Element data from apps and pages:
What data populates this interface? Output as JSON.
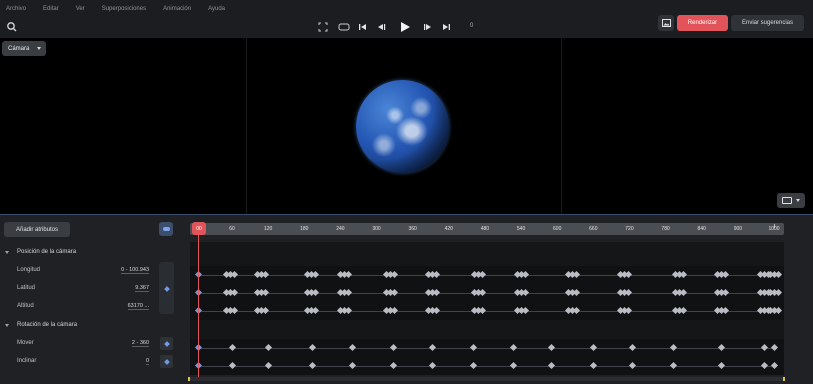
{
  "menu": [
    "Archivo",
    "Editar",
    "Ver",
    "Superposiciones",
    "Animación",
    "Ayuda"
  ],
  "toolbar": {
    "frame": "0",
    "render_label": "Renderizar",
    "feedback_label": "Enviar sugerencias",
    "icons": [
      "search-icon",
      "fullscreen-icon",
      "loop-icon",
      "skip-start-icon",
      "prev-keyframe-icon",
      "play-icon",
      "next-keyframe-icon",
      "skip-end-icon",
      "image-icon"
    ]
  },
  "viewport": {
    "camera_label": "Cámara"
  },
  "timeline": {
    "add_attributes_label": "Añadir atributos",
    "playhead_label": "00",
    "ticks": [
      "60",
      "120",
      "180",
      "240",
      "300",
      "360",
      "420",
      "480",
      "540",
      "600",
      "660",
      "720",
      "780",
      "840",
      "900",
      "1000"
    ],
    "groups": [
      {
        "label": "Posición de la cámara",
        "rows": [
          {
            "label": "Longitud",
            "value": "0 - 100.943"
          },
          {
            "label": "Latitud",
            "value": "9.367"
          },
          {
            "label": "Altitud",
            "value": "63170 ..."
          }
        ]
      },
      {
        "label": "Rotación de la cámara",
        "rows": [
          {
            "label": "Mover",
            "value": "2 - 360"
          },
          {
            "label": "Inclinar",
            "value": "0"
          }
        ]
      }
    ]
  },
  "colors": {
    "accent_red": "#e2545a",
    "keyframe_blue": "#6e9be6",
    "panel_bg": "#1f2124"
  }
}
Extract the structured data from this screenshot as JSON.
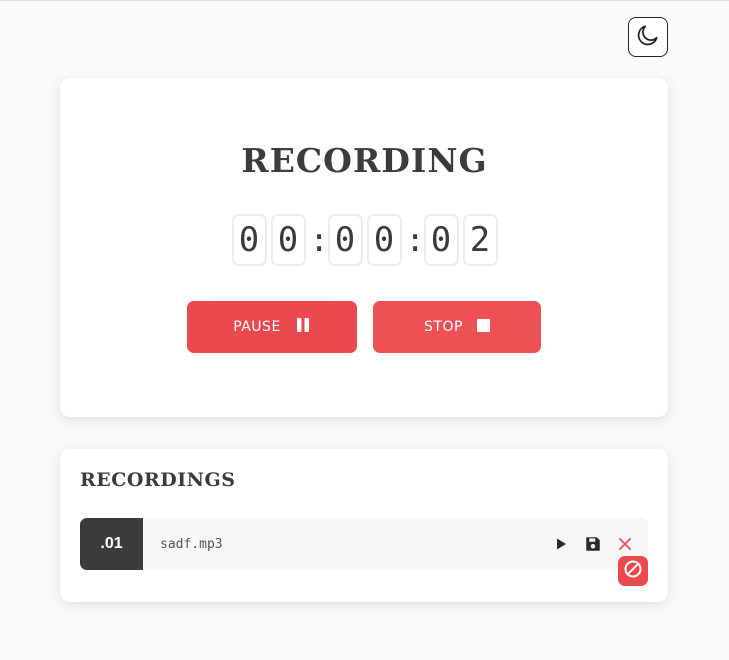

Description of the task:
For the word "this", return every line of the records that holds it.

Response area:
What data populates this interface? Output as JSON.
Extract the structured data from this screenshot as JSON.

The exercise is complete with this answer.